> Problem description:
Work through the lines below and count those holding "suit"; reply with the number only.

Given entries section start

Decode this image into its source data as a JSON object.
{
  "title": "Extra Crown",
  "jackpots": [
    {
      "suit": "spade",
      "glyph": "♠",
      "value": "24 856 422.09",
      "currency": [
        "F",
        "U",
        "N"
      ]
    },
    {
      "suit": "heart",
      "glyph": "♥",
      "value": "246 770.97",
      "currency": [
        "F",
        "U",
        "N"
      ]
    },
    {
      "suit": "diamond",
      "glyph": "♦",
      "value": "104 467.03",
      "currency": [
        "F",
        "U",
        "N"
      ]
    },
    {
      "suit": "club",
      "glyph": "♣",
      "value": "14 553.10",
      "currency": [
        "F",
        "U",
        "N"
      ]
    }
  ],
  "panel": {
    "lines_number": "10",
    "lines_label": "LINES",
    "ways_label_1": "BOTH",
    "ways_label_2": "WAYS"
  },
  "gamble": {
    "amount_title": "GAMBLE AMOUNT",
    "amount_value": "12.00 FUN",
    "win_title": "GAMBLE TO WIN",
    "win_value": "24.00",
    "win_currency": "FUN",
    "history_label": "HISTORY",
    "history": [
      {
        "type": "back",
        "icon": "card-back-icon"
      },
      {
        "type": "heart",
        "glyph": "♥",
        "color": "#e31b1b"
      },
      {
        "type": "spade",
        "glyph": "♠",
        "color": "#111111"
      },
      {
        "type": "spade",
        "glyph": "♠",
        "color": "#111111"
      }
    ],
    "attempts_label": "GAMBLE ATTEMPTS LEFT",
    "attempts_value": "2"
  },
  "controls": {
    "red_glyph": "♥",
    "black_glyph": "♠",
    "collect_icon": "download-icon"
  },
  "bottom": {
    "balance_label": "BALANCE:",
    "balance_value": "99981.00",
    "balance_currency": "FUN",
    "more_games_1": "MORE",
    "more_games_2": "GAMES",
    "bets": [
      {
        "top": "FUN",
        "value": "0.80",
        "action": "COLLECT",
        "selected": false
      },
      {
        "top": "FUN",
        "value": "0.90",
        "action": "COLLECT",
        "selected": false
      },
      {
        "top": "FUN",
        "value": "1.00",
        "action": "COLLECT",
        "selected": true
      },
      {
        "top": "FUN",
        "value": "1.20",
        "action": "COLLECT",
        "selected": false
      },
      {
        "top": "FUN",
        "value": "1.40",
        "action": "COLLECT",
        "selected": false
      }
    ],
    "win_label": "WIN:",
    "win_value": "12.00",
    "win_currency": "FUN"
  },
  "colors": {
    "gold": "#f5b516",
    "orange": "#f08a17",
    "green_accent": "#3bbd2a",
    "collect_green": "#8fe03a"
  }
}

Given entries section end

> Result:
4